As the smoke clears on the first three quarters of Canada’s cannabis legalization, one thing is clear — there isn’t a lot of fire in the young industry’s hearths.
Newly-released cannabis store sales data put together by Statistics Canada shows the sad fruit of a problem-plagued start to legalization: a total of $376.71 million in total legal sales. This is a disappointing outcome when compared with pre-legalization forecasts that soared as high as $4.34 billion CAD ($3.28 billion USD) for 2019 in recreational sales alone, according to financial services firm Deloitte.
When paired with the 79 percent of recreational sales still happening on Canada’s black market, the country’s total recreational sales could approach Deloitte’s forecast. But for legal sales alone, the number looks to fall between $612 million and $688 million in the legal regime’s first year.
In April, cannabis research firm BDS Analytics cut its growth forecast down to $5.2 billion by 2024 from a previous estimate of $5.9 billion by 2022.
“Sales and revenues have been absolutely horrible post-legalization,” Jason Zandberg, a special situations analyst at PI Financial, told the Financial Post. “Clearly the market is overpriced and many of these companies have gotten ahead of themselves in valuations.”
PI Financial was one of the lone voices urging caution at investors’ rush toward the cannabis industry ahead of last year’s market correction. “About two years ago, we put out revised numbers for the first year of rec sales and we said it would be $2.5 billion CAD ($1.89 billion USD),” Zandberg said. “At the time, we took some flak from investors calling us pessimistic. But if you look at the numbers now, we’re on track to do less than a billion dollars in the first year of recreational sales.”
Despite the underwhelming numbers, it’s unfair to view the first eight months of Canadian legalization as an unmitigated failure. The industry has made some encouraging progress from the start of the legal era, reclaiming more than 11 percent of overall market share from illegal sales — which have enjoyed several advantages to this point.
Perhaps the greatest issue so far has been pricing. According to an anonymous online survey run by Statistics Canada, legal cannabis runs an average of 40 percent more expensive than black market cannabis.
Some observers feel that the government isn’t conducting their business in an effective way. “When it gets to the retail side of it, the government seems to forget that prohibition doesn’t work,” Dan Malleck, an expert in drug and alcohol regulation, told Quartz. “And that creating laws simply to … put more strict prohibitions on illegal selling isn’t the way to go. If that were effective, then prohibition itself would have been effective.”

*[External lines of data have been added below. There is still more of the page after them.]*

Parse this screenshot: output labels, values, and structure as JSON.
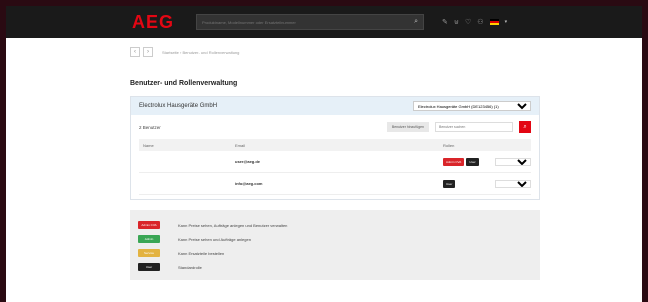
{
  "brand": "AEG",
  "search": {
    "placeholder": "Produktname, Modellnummer oder Ersatzteilnummer"
  },
  "breadcrumb": {
    "back": "‹",
    "forward": "›",
    "text": "Startseite › Benutzer- und Rollenverwaltung"
  },
  "page": {
    "title": "Benutzer- und Rollenverwaltung"
  },
  "company": {
    "name": "Electrolux Hausgeräte GmbH",
    "selector_value": "Electrolux Hausgeräte GmbH (DE123456) (1)"
  },
  "toolbar": {
    "count": "2 Benutzer",
    "add_label": "Benutzer hinzufügen",
    "filter_placeholder": "Benutzer suchen"
  },
  "table": {
    "columns": [
      "Name",
      "Email",
      "Rollen"
    ],
    "rows": [
      {
        "name": "",
        "email": "user@aeg.de",
        "roles": [
          "Admin CVA",
          "User"
        ]
      },
      {
        "name": "",
        "email": "info@aeg.com",
        "roles": [
          "User"
        ]
      }
    ]
  },
  "legend": [
    {
      "label": "Admin CVA",
      "color": "#d9252a",
      "desc": "Kann Preise sehen, Aufträge anlegen und Benutzer verwalten"
    },
    {
      "label": "Admin",
      "color": "#3aa655",
      "desc": "Kann Preise sehen und Aufträge anlegen"
    },
    {
      "label": "Service",
      "color": "#e3b341",
      "desc": "Kann Ersatzteile bestellen"
    },
    {
      "label": "User",
      "color": "#222222",
      "desc": "Standardrolle"
    }
  ],
  "colors": {
    "accent": "#e30613",
    "header": "#1a1a1a",
    "background": "#2a0a12"
  }
}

Another issue is the newborn industry’s supply chain, which has been less-than-functional so far. This problem first reared its head at the start of the legal era, resulting in supply shortages in the country’s most populous provinces, Quebec and Ontario. Several factors contributed to the issue: a slow licensing process for producers and sellers (which led to the country’s largest city, Toronto, going dispensary-less until April); a lack of legally-mandated packaging; and even a postal strike that hit the country in the first week of legalization.
Since then, Health Canada (the country’s national health service) has helped streamline the process, and these supply shortages are mostly a thing of the past. The industry also has the upcoming legalization of edibles and vaping products to look forward to, which boast higher profit margins than flower products. The new products are expected to be available in December 2019, according to Health Canada.
Some observers have a more optimistic view on Canada’s cannabis shortfall, noting that Canada’s kinks-and-all legalization approach still has a bright future.
Dama Financial, a cannabis-focused financial services firm, believes that focusing on quarterly earnings reports is a “separate issue and backward looking.”
“There are 21.8 million square feet of cannabis greenhouses, all of which will be finished by 2019 or 2020,” the firm told the Financial Post. “What we’re seeing right now is kind of like the quiet water before the tsunami hits. Soon, producers will reach peak efficiency and the shortage will be forgotten.”